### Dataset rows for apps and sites
*** Begin section ***
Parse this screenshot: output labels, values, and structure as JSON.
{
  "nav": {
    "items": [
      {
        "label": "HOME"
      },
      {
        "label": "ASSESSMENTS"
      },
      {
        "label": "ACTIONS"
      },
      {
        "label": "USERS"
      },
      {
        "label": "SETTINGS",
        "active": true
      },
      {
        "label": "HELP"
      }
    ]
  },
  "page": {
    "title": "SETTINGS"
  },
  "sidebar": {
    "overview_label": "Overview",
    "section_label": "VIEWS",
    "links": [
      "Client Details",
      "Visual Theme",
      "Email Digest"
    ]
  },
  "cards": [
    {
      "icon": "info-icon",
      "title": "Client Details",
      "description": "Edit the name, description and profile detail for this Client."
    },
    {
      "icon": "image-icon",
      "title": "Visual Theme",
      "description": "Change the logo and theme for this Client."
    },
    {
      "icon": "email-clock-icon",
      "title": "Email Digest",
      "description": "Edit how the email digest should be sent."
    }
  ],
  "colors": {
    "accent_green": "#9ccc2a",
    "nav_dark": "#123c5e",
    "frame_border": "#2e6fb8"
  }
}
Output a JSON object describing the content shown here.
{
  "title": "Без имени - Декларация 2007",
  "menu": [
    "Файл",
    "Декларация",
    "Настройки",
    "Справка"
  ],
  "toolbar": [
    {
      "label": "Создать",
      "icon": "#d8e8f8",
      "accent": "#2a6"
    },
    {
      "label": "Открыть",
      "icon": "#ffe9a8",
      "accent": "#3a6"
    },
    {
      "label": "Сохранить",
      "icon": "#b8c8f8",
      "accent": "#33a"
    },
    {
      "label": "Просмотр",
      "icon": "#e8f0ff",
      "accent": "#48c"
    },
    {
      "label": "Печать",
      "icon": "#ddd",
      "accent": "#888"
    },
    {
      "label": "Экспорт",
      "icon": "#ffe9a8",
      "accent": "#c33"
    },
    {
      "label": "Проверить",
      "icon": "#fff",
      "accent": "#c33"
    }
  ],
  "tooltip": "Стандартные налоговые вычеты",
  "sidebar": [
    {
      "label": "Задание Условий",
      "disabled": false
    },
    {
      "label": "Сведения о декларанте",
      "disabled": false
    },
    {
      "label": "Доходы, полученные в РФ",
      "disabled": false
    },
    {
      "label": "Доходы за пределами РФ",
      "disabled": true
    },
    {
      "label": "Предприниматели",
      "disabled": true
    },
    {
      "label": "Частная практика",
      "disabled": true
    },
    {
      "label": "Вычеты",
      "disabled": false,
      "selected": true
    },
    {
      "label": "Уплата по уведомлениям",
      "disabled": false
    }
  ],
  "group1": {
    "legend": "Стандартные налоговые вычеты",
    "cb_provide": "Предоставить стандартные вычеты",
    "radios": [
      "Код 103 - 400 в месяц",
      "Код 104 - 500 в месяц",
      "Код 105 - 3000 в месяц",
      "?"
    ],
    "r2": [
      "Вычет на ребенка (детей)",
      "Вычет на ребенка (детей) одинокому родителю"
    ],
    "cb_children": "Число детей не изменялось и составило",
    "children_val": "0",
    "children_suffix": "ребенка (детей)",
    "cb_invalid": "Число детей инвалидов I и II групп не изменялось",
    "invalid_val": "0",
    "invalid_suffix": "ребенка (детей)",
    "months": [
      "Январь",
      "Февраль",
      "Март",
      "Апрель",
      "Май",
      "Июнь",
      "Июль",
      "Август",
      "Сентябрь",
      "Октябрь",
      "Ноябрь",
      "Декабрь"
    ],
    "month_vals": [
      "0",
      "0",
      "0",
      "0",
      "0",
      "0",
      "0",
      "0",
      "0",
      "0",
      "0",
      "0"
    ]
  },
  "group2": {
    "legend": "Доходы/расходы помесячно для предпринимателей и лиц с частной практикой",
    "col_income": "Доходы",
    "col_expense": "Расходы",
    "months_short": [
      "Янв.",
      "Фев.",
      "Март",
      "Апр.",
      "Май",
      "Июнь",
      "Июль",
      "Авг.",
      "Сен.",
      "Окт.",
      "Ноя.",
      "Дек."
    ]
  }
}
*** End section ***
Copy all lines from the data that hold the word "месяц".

### TASK ANSWER
      "Код 103 - 400 в месяц",
      "Код 104 - 500 в месяц",
      "Код 105 - 3000 в месяц",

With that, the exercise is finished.